▶ _Given records_:
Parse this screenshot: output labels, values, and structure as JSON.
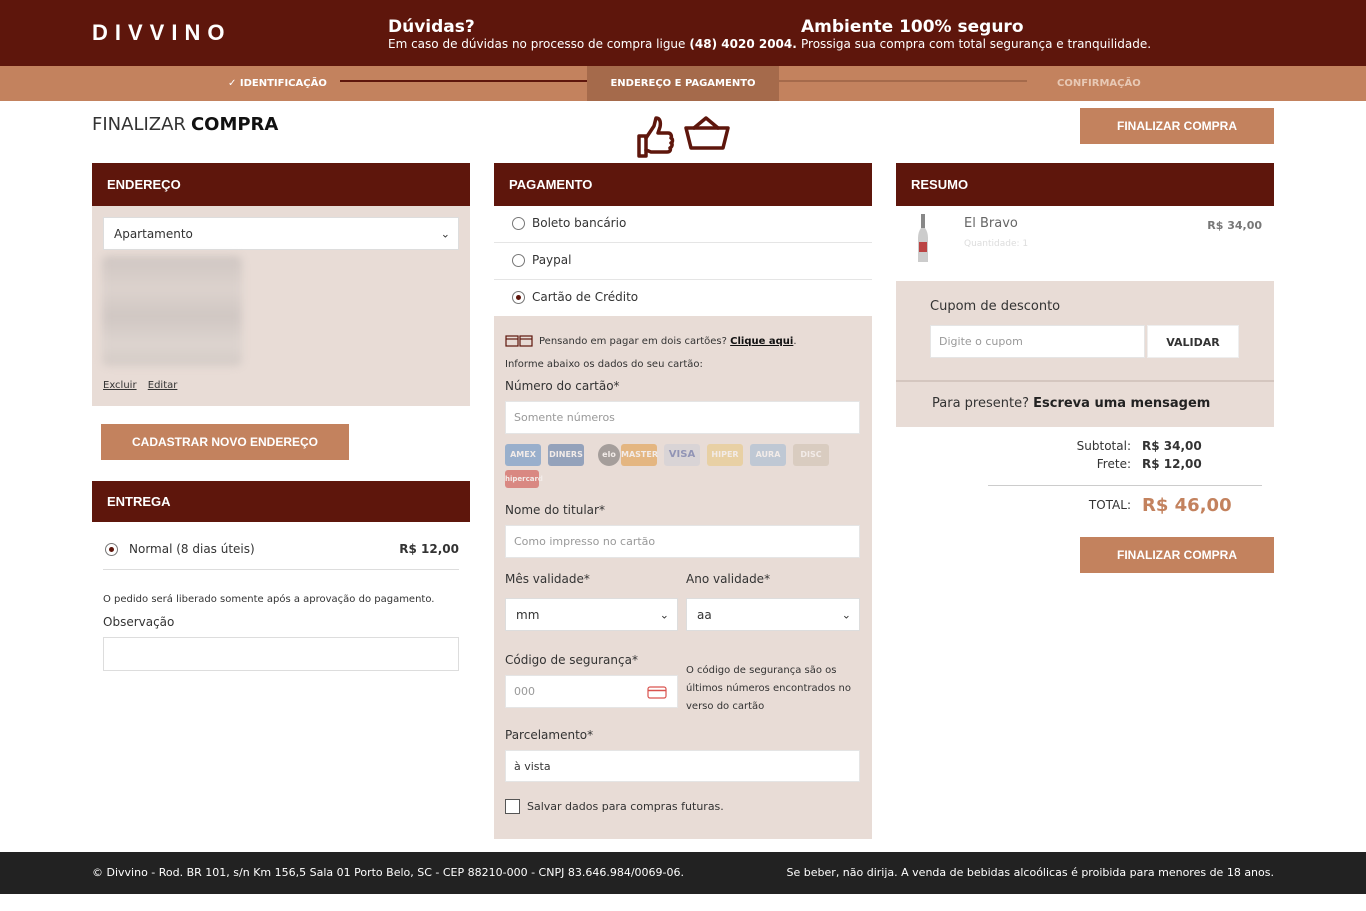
{
  "header": {
    "logo": "DIVVINO",
    "help_title": "Dúvidas?",
    "help_text": "Em caso de dúvidas no processo de compra ligue",
    "help_phone": "(48) 4020 2004.",
    "secure_title": "Ambiente 100% seguro",
    "secure_text": "Prossiga sua compra com total segurança e tranquilidade."
  },
  "steps": [
    "✓ IDENTIFICAÇÃO",
    "ENDEREÇO E PAGAMENTO",
    "CONFIRMAÇÃO"
  ],
  "page": {
    "title_light": "FINALIZAR",
    "title_bold": "COMPRA",
    "finalize_button": "FINALIZAR COMPRA"
  },
  "address": {
    "heading": "ENDEREÇO",
    "selected": "Apartamento",
    "delete_link": "Excluir",
    "edit_link": "Editar",
    "new_button": "CADASTRAR NOVO ENDEREÇO"
  },
  "delivery": {
    "heading": "ENTREGA",
    "option_label": "Normal (8 dias úteis)",
    "option_price": "R$ 12,00",
    "note": "O pedido será liberado somente após a aprovação do pagamento.",
    "observation_label": "Observação"
  },
  "payment": {
    "heading": "PAGAMENTO",
    "options": [
      "Boleto bancário",
      "Paypal",
      "Cartão de Crédito"
    ],
    "selected_index": 2,
    "two_cards_text": "Pensando em pagar em dois cartões?",
    "two_cards_link": "Clique aqui",
    "info_text": "Informe abaixo os dados do seu cartão:",
    "card_number_label": "Número do cartão*",
    "card_number_placeholder": "Somente números",
    "brands": [
      "AMEX",
      "DINERS",
      "elo",
      "MASTER",
      "VISA",
      "HIPER",
      "AURA",
      "DISC",
      "hipercard"
    ],
    "holder_label": "Nome do titular*",
    "holder_placeholder": "Como impresso no cartão",
    "month_label": "Mês validade*",
    "month_value": "mm",
    "year_label": "Ano validade*",
    "year_value": "aa",
    "cvv_label": "Código de segurança*",
    "cvv_placeholder": "000",
    "cvv_help": "O código de segurança são os últimos números encontrados no verso do cartão",
    "installments_label": "Parcelamento*",
    "installments_value": "à vista",
    "save_label": "Salvar dados para compras futuras."
  },
  "summary": {
    "heading": "RESUMO",
    "product_name": "El Bravo",
    "product_qty": "Quantidade: 1",
    "product_price": "R$ 34,00",
    "coupon_label": "Cupom de desconto",
    "coupon_placeholder": "Digite o cupom",
    "coupon_button": "VALIDAR",
    "gift_text": "Para presente?",
    "gift_link": "Escreva uma mensagem",
    "subtotal_label": "Subtotal:",
    "subtotal_value": "R$ 34,00",
    "shipping_label": "Frete:",
    "shipping_value": "R$ 12,00",
    "total_label": "TOTAL:",
    "total_value": "R$ 46,00"
  },
  "footer": {
    "left": "© Divvino - Rod. BR 101, s/n Km 156,5 Sala 01 Porto Belo, SC - CEP 88210-000 - CNPJ 83.646.984/0069-06.",
    "right": "Se beber, não dirija. A venda de bebidas alcoólicas é proibida para menores de 18 anos."
  },
  "colors": {
    "brand_dark": "#5e160c",
    "accent": "#c3825e",
    "panel_bg": "#e8dcd6"
  }
}
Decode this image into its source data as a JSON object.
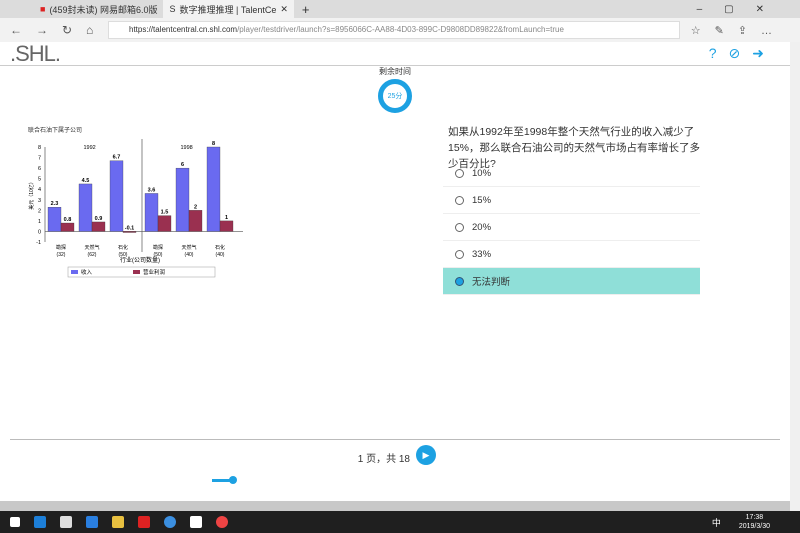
{
  "browser": {
    "tabs": [
      {
        "label": "(459封未读) 网易邮箱6.0版"
      },
      {
        "label": "数字推理推理 | TalentCe"
      }
    ],
    "url_host": "https://talentcentral.cn.shl.com",
    "url_path": "/player/testdriver/launch?s=8956066C-AA88-4D03-899C-D9808DD89822&fromLaunch=true"
  },
  "app": {
    "logo": ".SHL.",
    "timer_label": "剩余时间",
    "timer_value": "25分"
  },
  "question": {
    "text": "如果从1992年至1998年整个天然气行业的收入减少了15%，那么联合石油公司的天然气市场占有率增长了多少百分比?",
    "options": [
      {
        "label": "10%",
        "selected": false
      },
      {
        "label": "15%",
        "selected": false
      },
      {
        "label": "20%",
        "selected": false
      },
      {
        "label": "33%",
        "selected": false
      },
      {
        "label": "无法判断",
        "selected": true
      }
    ]
  },
  "pager": {
    "text": "1 页，共 18"
  },
  "taskbar": {
    "ime": "中",
    "time": "17:38",
    "date": "2019/3/30"
  },
  "chart_data": {
    "type": "bar",
    "title": "联合石油下属子公司",
    "ylabel": "美元（10亿）",
    "xlabel": "行业(公司数量)",
    "ylim": [
      -1,
      8
    ],
    "yticks": [
      -1,
      0,
      1,
      2,
      3,
      4,
      5,
      6,
      7,
      8
    ],
    "groups": [
      {
        "label": "1992",
        "categories": [
          "勘探",
          "天然气",
          "石化"
        ],
        "counts": [
          "(32)",
          "(62)",
          "(50)"
        ],
        "revenue": [
          2.3,
          4.5,
          6.7
        ],
        "profit": [
          0.8,
          0.9,
          -0.1
        ]
      },
      {
        "label": "1998",
        "categories": [
          "勘探",
          "天然气",
          "石化"
        ],
        "counts": [
          "(50)",
          "(40)",
          "(40)"
        ],
        "revenue": [
          3.6,
          6.0,
          8.0
        ],
        "profit": [
          1.5,
          2.0,
          1.0
        ]
      }
    ],
    "legend": [
      "收入",
      "营业利润"
    ],
    "colors": {
      "revenue": "#6a6af0",
      "profit": "#9a3050"
    }
  }
}
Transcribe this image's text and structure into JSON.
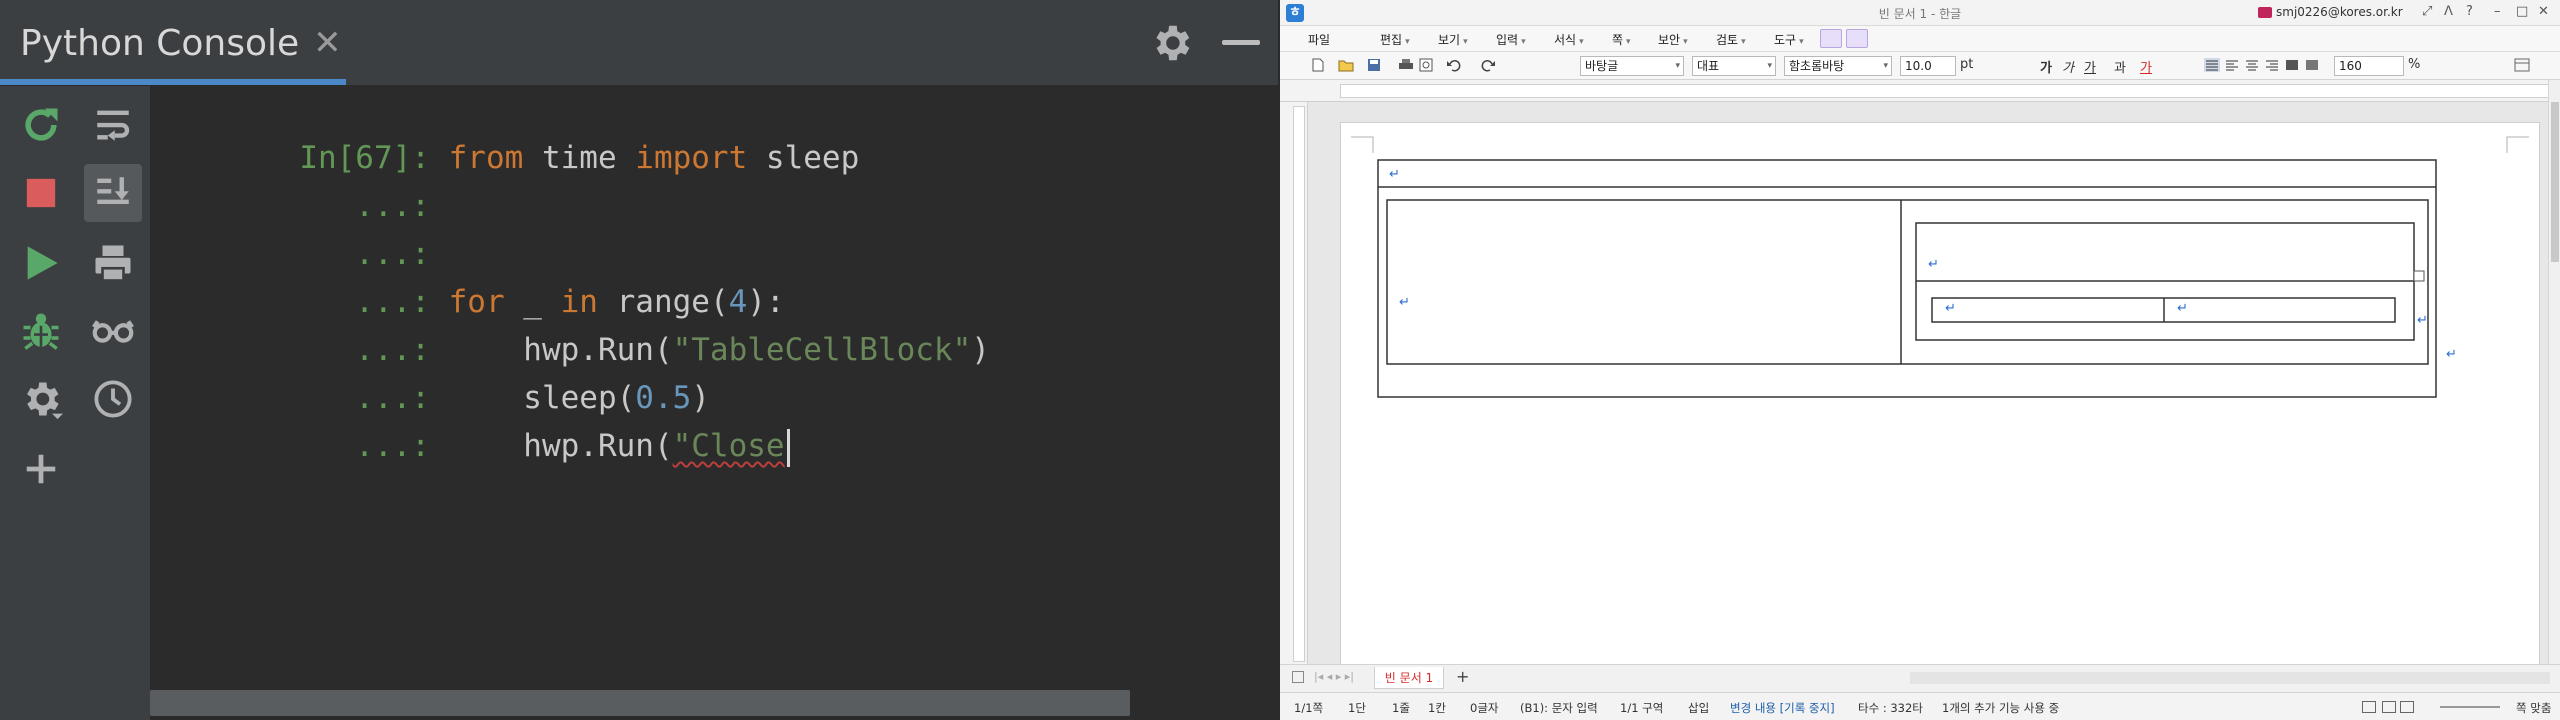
{
  "console": {
    "tab_title": "Python Console",
    "tab_close": "✕",
    "lines": [
      {
        "prompt": "In[67]:",
        "parts": [
          {
            "t": "kw",
            "v": "from"
          },
          {
            "t": "id",
            "v": " time "
          },
          {
            "t": "kw",
            "v": "import"
          },
          {
            "t": "id",
            "v": " sleep"
          }
        ]
      },
      {
        "prompt": "   ...:",
        "parts": []
      },
      {
        "prompt": "   ...:",
        "parts": []
      },
      {
        "prompt": "   ...:",
        "parts": [
          {
            "t": "kw",
            "v": "for"
          },
          {
            "t": "id",
            "v": " _ "
          },
          {
            "t": "kw",
            "v": "in"
          },
          {
            "t": "id",
            "v": " range("
          },
          {
            "t": "num",
            "v": "4"
          },
          {
            "t": "id",
            "v": "):"
          }
        ]
      },
      {
        "prompt": "   ...:",
        "parts": [
          {
            "t": "id",
            "v": "    hwp.Run("
          },
          {
            "t": "str",
            "v": "\"TableCellBlock\""
          },
          {
            "t": "id",
            "v": ")"
          }
        ]
      },
      {
        "prompt": "   ...:",
        "parts": [
          {
            "t": "id",
            "v": "    sleep("
          },
          {
            "t": "num",
            "v": "0.5"
          },
          {
            "t": "id",
            "v": ")"
          }
        ]
      },
      {
        "prompt": "   ...:",
        "parts": [
          {
            "t": "id",
            "v": "    hwp.Run("
          },
          {
            "t": "squig",
            "v": "\"Close"
          }
        ],
        "caret": true
      }
    ],
    "colors": {
      "keyword": "#cc7832",
      "identifier": "#c8c8c8",
      "string": "#6a8759",
      "number": "#6897bb",
      "prompt": "#629755",
      "accent": "#4a88c7"
    }
  },
  "hwp": {
    "title": "빈 문서 1 - 한글",
    "user": "smj0226@kores.or.kr",
    "window_controls": [
      "⤢",
      "ᐱ",
      "?",
      "–",
      "□",
      "✕"
    ],
    "menu": [
      "파일",
      "편집",
      "보기",
      "입력",
      "서식",
      "쪽",
      "보안",
      "검토",
      "도구"
    ],
    "toolbar": {
      "font_lang": "대표",
      "font_name": "함초롬바탕",
      "style_name": "바탕글",
      "font_size": "10.0",
      "size_unit": "pt",
      "zoom": "160",
      "zoom_unit": "%",
      "format_chars": [
        "가",
        "가",
        "가",
        "과",
        "가"
      ]
    },
    "doc_tab": "빈 문서 1",
    "status": {
      "page": "1/1쪽",
      "section_col": "1단",
      "line": "1줄",
      "column": "1칸",
      "chars": "0글자",
      "cell_mode": "(B1): 문자 입력",
      "section": "1/1 구역",
      "insert": "삽입",
      "track_changes": "변경 내용 [기록 중지]",
      "keystrokes": "타수 : 332타",
      "extra": "1개의 추가 기능 사용 중",
      "fit": "쪽 맞춤"
    },
    "paragraph_mark": "↵"
  }
}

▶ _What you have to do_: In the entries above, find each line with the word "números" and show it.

▶ _Exercise result_:
    "card_number_placeholder": "Somente números",
    "cvv_help": "O código de segurança são os últimos números encontrados no verso do cartão",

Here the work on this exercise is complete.